→ Provided records:
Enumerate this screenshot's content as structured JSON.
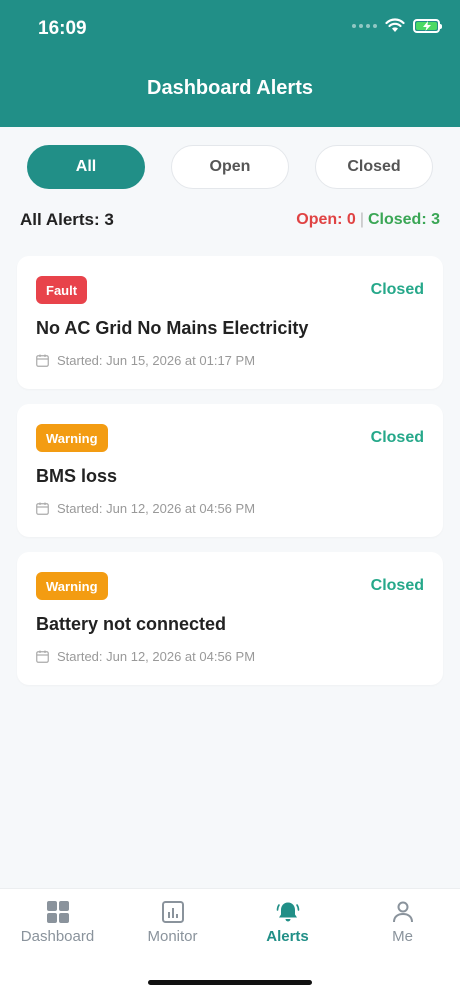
{
  "status_bar": {
    "time": "16:09"
  },
  "header": {
    "title": "Dashboard Alerts"
  },
  "filters": [
    {
      "label": "All",
      "active": true
    },
    {
      "label": "Open",
      "active": false
    },
    {
      "label": "Closed",
      "active": false
    }
  ],
  "summary": {
    "all_label": "All Alerts: 3",
    "open_label": "Open: 0",
    "separator": "|",
    "closed_label": "Closed: 3"
  },
  "alerts": [
    {
      "badge": "Fault",
      "status": "Closed",
      "title": "No AC Grid No Mains Electricity",
      "started": "Started: Jun 15, 2026 at 01:17 PM"
    },
    {
      "badge": "Warning",
      "status": "Closed",
      "title": "BMS loss",
      "started": "Started: Jun 12, 2026 at 04:56 PM"
    },
    {
      "badge": "Warning",
      "status": "Closed",
      "title": "Battery not connected",
      "started": "Started: Jun 12, 2026 at 04:56 PM"
    }
  ],
  "tabbar": [
    {
      "label": "Dashboard",
      "icon": "dashboard-icon"
    },
    {
      "label": "Monitor",
      "icon": "monitor-icon"
    },
    {
      "label": "Alerts",
      "icon": "bell-icon",
      "active": true
    },
    {
      "label": "Me",
      "icon": "person-icon"
    }
  ],
  "colors": {
    "primary": "#218f87",
    "fault": "#e8434b",
    "warning": "#f39c12",
    "closed_status": "#26a88a",
    "open_count": "#e04343",
    "closed_count": "#3aa655"
  }
}
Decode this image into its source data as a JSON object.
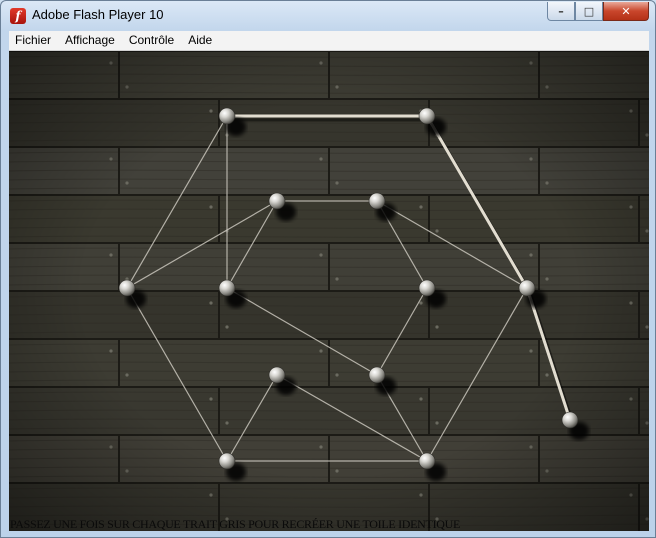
{
  "window": {
    "title": "Adobe Flash Player 10",
    "icon": "flash-player-icon"
  },
  "window_controls": {
    "minimize": "minimize-icon",
    "maximize": "maximize-icon",
    "close": "close-icon"
  },
  "menu": [
    {
      "id": "fichier",
      "label": "Fichier"
    },
    {
      "id": "affichage",
      "label": "Affichage"
    },
    {
      "id": "controle",
      "label": "Contrôle"
    },
    {
      "id": "aide",
      "label": "Aide"
    }
  ],
  "game": {
    "instruction": "PASSEZ UNE FOIS SUR CHAQUE TRAIT GRIS POUR RECRÉER UNE TOILE IDENTIQUE",
    "pins": [
      {
        "id": "p1"
      },
      {
        "id": "p2"
      },
      {
        "id": "p3"
      },
      {
        "id": "p4"
      },
      {
        "id": "p5"
      },
      {
        "id": "p6"
      },
      {
        "id": "p7"
      },
      {
        "id": "p8"
      },
      {
        "id": "p9"
      },
      {
        "id": "p10"
      },
      {
        "id": "p11"
      },
      {
        "id": "p12"
      },
      {
        "id": "p13"
      }
    ],
    "grey_threads": [
      [
        "p1",
        "p5"
      ],
      [
        "p1",
        "p6"
      ],
      [
        "p2",
        "p8"
      ],
      [
        "p3",
        "p4"
      ],
      [
        "p3",
        "p5"
      ],
      [
        "p3",
        "p6"
      ],
      [
        "p4",
        "p7"
      ],
      [
        "p4",
        "p8"
      ],
      [
        "p5",
        "p11"
      ],
      [
        "p6",
        "p10"
      ],
      [
        "p7",
        "p10"
      ],
      [
        "p8",
        "p12"
      ],
      [
        "p9",
        "p11"
      ],
      [
        "p9",
        "p12"
      ],
      [
        "p10",
        "p12"
      ],
      [
        "p11",
        "p12"
      ]
    ],
    "drawn_threads": [
      [
        "p1",
        "p2"
      ],
      [
        "p2",
        "p8"
      ],
      [
        "p8",
        "p13"
      ]
    ],
    "colors": {
      "grey_thread": "#c9c6bc",
      "drawn_thread": "#e2ddd0",
      "wood": "#3c3b33"
    }
  }
}
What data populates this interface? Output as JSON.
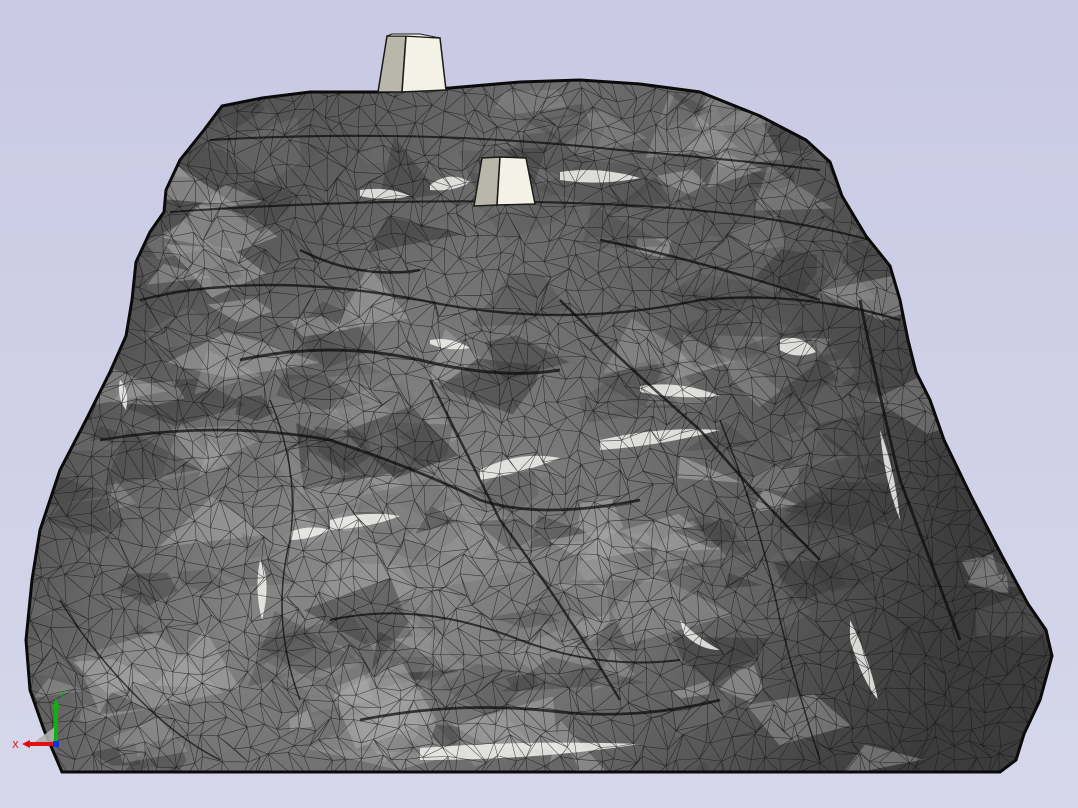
{
  "viewport": {
    "background_top": "#c9c9e4",
    "background_bottom": "#d6d7ea"
  },
  "model": {
    "surface_color": "#6e6e6e",
    "surface_shadow": "#3c3c3c",
    "surface_highlight": "#a8a8a8",
    "mesh_color": "#141414",
    "gap_color": "#f2f2ef",
    "block_face_light": "#f4f2e6",
    "block_face_dark": "#b9b7aa",
    "block_edge": "#1a1a1a"
  },
  "triad": {
    "x_label": "X",
    "y_label": "Y",
    "x_color": "#e01010",
    "y_color": "#10b010",
    "z_color": "#1030e0",
    "cone_color": "#b0b0b0"
  }
}
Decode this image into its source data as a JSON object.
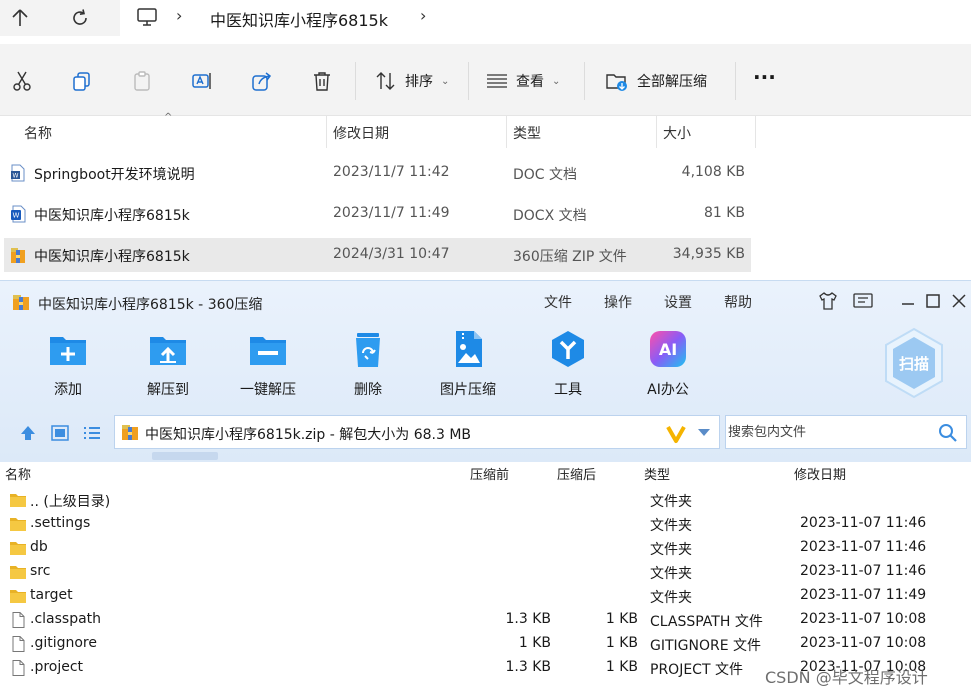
{
  "explorer": {
    "breadcrumb": {
      "folder": "中医知识库小程序6815k"
    },
    "toolbar": {
      "sort_label": "排序",
      "view_label": "查看",
      "extract_all_label": "全部解压缩",
      "more_label": "···"
    },
    "columns": {
      "name": "名称",
      "modified": "修改日期",
      "type": "类型",
      "size": "大小"
    },
    "files": [
      {
        "name": "Springboot开发环境说明",
        "modified": "2023/11/7 11:42",
        "type": "DOC 文档",
        "size": "4,108 KB",
        "icon": "word-doc-icon"
      },
      {
        "name": "中医知识库小程序6815k",
        "modified": "2023/11/7 11:49",
        "type": "DOCX 文档",
        "size": "81 KB",
        "icon": "word-docx-icon"
      },
      {
        "name": "中医知识库小程序6815k",
        "modified": "2024/3/31 10:47",
        "type": "360压缩 ZIP 文件",
        "size": "34,935 KB",
        "icon": "zip-archive-icon"
      }
    ]
  },
  "zip": {
    "title": "中医知识库小程序6815k - 360压缩",
    "menu": {
      "file": "文件",
      "operate": "操作",
      "settings": "设置",
      "help": "帮助"
    },
    "tools": {
      "add": "添加",
      "extract_to": "解压到",
      "one_click_extract": "一键解压",
      "delete": "删除",
      "image_compress": "图片压缩",
      "tools": "工具",
      "ai_office": "AI办公",
      "scan": "扫描",
      "ai_badge": "AI"
    },
    "path": "中医知识库小程序6815k.zip - 解包大小为 68.3 MB",
    "search_placeholder": "搜索包内文件",
    "columns": {
      "name": "名称",
      "before": "压缩前",
      "after": "压缩后",
      "type": "类型",
      "modified": "修改日期"
    },
    "rows": [
      {
        "name": ".. (上级目录)",
        "before": "",
        "after": "",
        "type": "文件夹",
        "modified": "",
        "kind": "folder"
      },
      {
        "name": ".settings",
        "before": "",
        "after": "",
        "type": "文件夹",
        "modified": "2023-11-07 11:46",
        "kind": "folder"
      },
      {
        "name": "db",
        "before": "",
        "after": "",
        "type": "文件夹",
        "modified": "2023-11-07 11:46",
        "kind": "folder"
      },
      {
        "name": "src",
        "before": "",
        "after": "",
        "type": "文件夹",
        "modified": "2023-11-07 11:46",
        "kind": "folder"
      },
      {
        "name": "target",
        "before": "",
        "after": "",
        "type": "文件夹",
        "modified": "2023-11-07 11:49",
        "kind": "folder"
      },
      {
        "name": ".classpath",
        "before": "1.3 KB",
        "after": "1 KB",
        "type": "CLASSPATH 文件",
        "modified": "2023-11-07 10:08",
        "kind": "file"
      },
      {
        "name": ".gitignore",
        "before": "1 KB",
        "after": "1 KB",
        "type": "GITIGNORE 文件",
        "modified": "2023-11-07 10:08",
        "kind": "file"
      },
      {
        "name": ".project",
        "before": "1.3 KB",
        "after": "1 KB",
        "type": "PROJECT 文件",
        "modified": "2023-11-07 10:08",
        "kind": "file"
      }
    ]
  },
  "watermark": "CSDN @毕文程序设计",
  "colors": {
    "accent": "#1e8ae6",
    "folder": "#f5c842",
    "selection": "#e9e9e9"
  }
}
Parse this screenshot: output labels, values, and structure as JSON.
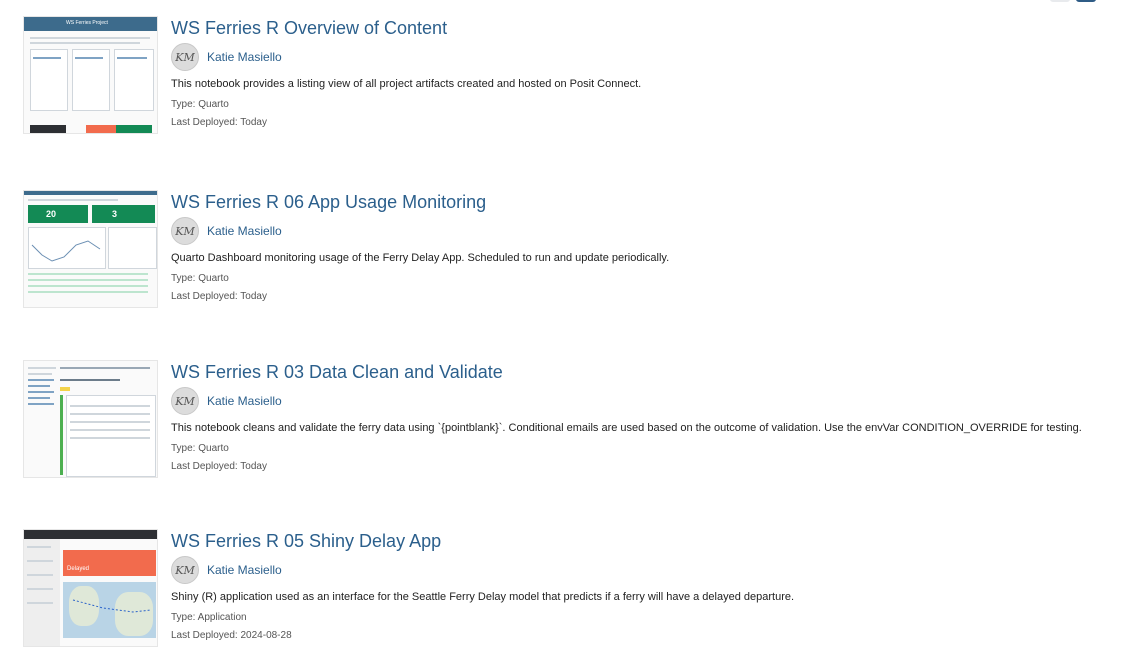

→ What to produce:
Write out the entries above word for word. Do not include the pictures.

→ Written answer:
Enumerate this screenshot's content as structured JSON.
{
  "status_bar": {
    "time": "16:09"
  },
  "header": {
    "title": "Dashboard Alerts"
  },
  "filters": [
    {
      "label": "All",
      "active": true
    },
    {
      "label": "Open",
      "active": false
    },
    {
      "label": "Closed",
      "active": false
    }
  ],
  "summary": {
    "all_label": "All Alerts: 3",
    "open_label": "Open: 0",
    "separator": "|",
    "closed_label": "Closed: 3"
  },
  "alerts": [
    {
      "badge": "Fault",
      "status": "Closed",
      "title": "No AC Grid No Mains Electricity",
      "started": "Started: Jun 15, 2026 at 01:17 PM"
    },
    {
      "badge": "Warning",
      "status": "Closed",
      "title": "BMS loss",
      "started": "Started: Jun 12, 2026 at 04:56 PM"
    },
    {
      "badge": "Warning",
      "status": "Closed",
      "title": "Battery not connected",
      "started": "Started: Jun 12, 2026 at 04:56 PM"
    }
  ],
  "tabbar": [
    {
      "label": "Dashboard",
      "icon": "dashboard-icon"
    },
    {
      "label": "Monitor",
      "icon": "monitor-icon"
    },
    {
      "label": "Alerts",
      "icon": "bell-icon",
      "active": true
    },
    {
      "label": "Me",
      "icon": "person-icon"
    }
  ],
  "colors": {
    "primary": "#218f87",
    "fault": "#e8434b",
    "warning": "#f39c12",
    "closed_status": "#26a88a",
    "open_count": "#e04343",
    "closed_count": "#3aa655"
  }
}
Decode this image into its source data as a JSON object.
{
  "window": {
    "title": "Adobe Flash Player 10",
    "icon": "flash-player-icon"
  },
  "window_controls": {
    "minimize": "minimize-icon",
    "maximize": "maximize-icon",
    "close": "close-icon"
  },
  "menu": [
    {
      "id": "fichier",
      "label": "Fichier"
    },
    {
      "id": "affichage",
      "label": "Affichage"
    },
    {
      "id": "controle",
      "label": "Contrôle"
    },
    {
      "id": "aide",
      "label": "Aide"
    }
  ],
  "game": {
    "instruction": "PASSEZ UNE FOIS SUR CHAQUE TRAIT GRIS POUR RECRÉER UNE TOILE IDENTIQUE",
    "pins": [
      {
        "id": "p1"
      },
      {
        "id": "p2"
      },
      {
        "id": "p3"
      },
      {
        "id": "p4"
      },
      {
        "id": "p5"
      },
      {
        "id": "p6"
      },
      {
        "id": "p7"
      },
      {
        "id": "p8"
      },
      {
        "id": "p9"
      },
      {
        "id": "p10"
      },
      {
        "id": "p11"
      },
      {
        "id": "p12"
      },
      {
        "id": "p13"
      }
    ],
    "grey_threads": [
      [
        "p1",
        "p5"
      ],
      [
        "p1",
        "p6"
      ],
      [
        "p2",
        "p8"
      ],
      [
        "p3",
        "p4"
      ],
      [
        "p3",
        "p5"
      ],
      [
        "p3",
        "p6"
      ],
      [
        "p4",
        "p7"
      ],
      [
        "p4",
        "p8"
      ],
      [
        "p5",
        "p11"
      ],
      [
        "p6",
        "p10"
      ],
      [
        "p7",
        "p10"
      ],
      [
        "p8",
        "p12"
      ],
      [
        "p9",
        "p11"
      ],
      [
        "p9",
        "p12"
      ],
      [
        "p10",
        "p12"
      ],
      [
        "p11",
        "p12"
      ]
    ],
    "drawn_threads": [
      [
        "p1",
        "p2"
      ],
      [
        "p2",
        "p8"
      ],
      [
        "p8",
        "p13"
      ]
    ],
    "colors": {
      "grey_thread": "#c9c6bc",
      "drawn_thread": "#e2ddd0",
      "wood": "#3c3b33"
    }
  }
}
What data populates this interface? Output as JSON.
{
  "viewport": {
    "background_top": "#c9c9e4",
    "background_bottom": "#d6d7ea"
  },
  "model": {
    "surface_color": "#6e6e6e",
    "surface_shadow": "#3c3c3c",
    "surface_highlight": "#a8a8a8",
    "mesh_color": "#141414",
    "gap_color": "#f2f2ef",
    "block_face_light": "#f4f2e6",
    "block_face_dark": "#b9b7aa",
    "block_edge": "#1a1a1a"
  },
  "triad": {
    "x_label": "X",
    "y_label": "Y",
    "x_color": "#e01010",
    "y_color": "#10b010",
    "z_color": "#1030e0",
    "cone_color": "#b0b0b0"
  }
}
Decode this image into its source data as a JSON object.
{
  "explorer": {
    "breadcrumb": {
      "folder": "中医知识库小程序6815k"
    },
    "toolbar": {
      "sort_label": "排序",
      "view_label": "查看",
      "extract_all_label": "全部解压缩",
      "more_label": "···"
    },
    "columns": {
      "name": "名称",
      "modified": "修改日期",
      "type": "类型",
      "size": "大小"
    },
    "files": [
      {
        "name": "Springboot开发环境说明",
        "modified": "2023/11/7 11:42",
        "type": "DOC 文档",
        "size": "4,108 KB",
        "icon": "word-doc-icon"
      },
      {
        "name": "中医知识库小程序6815k",
        "modified": "2023/11/7 11:49",
        "type": "DOCX 文档",
        "size": "81 KB",
        "icon": "word-docx-icon"
      },
      {
        "name": "中医知识库小程序6815k",
        "modified": "2024/3/31 10:47",
        "type": "360压缩 ZIP 文件",
        "size": "34,935 KB",
        "icon": "zip-archive-icon"
      }
    ]
  },
  "zip": {
    "title": "中医知识库小程序6815k - 360压缩",
    "menu": {
      "file": "文件",
      "operate": "操作",
      "settings": "设置",
      "help": "帮助"
    },
    "tools": {
      "add": "添加",
      "extract_to": "解压到",
      "one_click_extract": "一键解压",
      "delete": "删除",
      "image_compress": "图片压缩",
      "tools": "工具",
      "ai_office": "AI办公",
      "scan": "扫描",
      "ai_badge": "AI"
    },
    "path": "中医知识库小程序6815k.zip - 解包大小为 68.3 MB",
    "search_placeholder": "搜索包内文件",
    "columns": {
      "name": "名称",
      "before": "压缩前",
      "after": "压缩后",
      "type": "类型",
      "modified": "修改日期"
    },
    "rows": [
      {
        "name": ".. (上级目录)",
        "before": "",
        "after": "",
        "type": "文件夹",
        "modified": "",
        "kind": "folder"
      },
      {
        "name": ".settings",
        "before": "",
        "after": "",
        "type": "文件夹",
        "modified": "2023-11-07 11:46",
        "kind": "folder"
      },
      {
        "name": "db",
        "before": "",
        "after": "",
        "type": "文件夹",
        "modified": "2023-11-07 11:46",
        "kind": "folder"
      },
      {
        "name": "src",
        "before": "",
        "after": "",
        "type": "文件夹",
        "modified": "2023-11-07 11:46",
        "kind": "folder"
      },
      {
        "name": "target",
        "before": "",
        "after": "",
        "type": "文件夹",
        "modified": "2023-11-07 11:49",
        "kind": "folder"
      },
      {
        "name": ".classpath",
        "before": "1.3 KB",
        "after": "1 KB",
        "type": "CLASSPATH 文件",
        "modified": "2023-11-07 10:08",
        "kind": "file"
      },
      {
        "name": ".gitignore",
        "before": "1 KB",
        "after": "1 KB",
        "type": "GITIGNORE 文件",
        "modified": "2023-11-07 10:08",
        "kind": "file"
      },
      {
        "name": ".project",
        "before": "1.3 KB",
        "after": "1 KB",
        "type": "PROJECT 文件",
        "modified": "2023-11-07 10:08",
        "kind": "file"
      }
    ]
  },
  "watermark": "CSDN @毕文程序设计",
  "colors": {
    "accent": "#1e8ae6",
    "folder": "#f5c842",
    "selection": "#e9e9e9"
  }
}
Parse this screenshot: output labels, values, and structure as JSON.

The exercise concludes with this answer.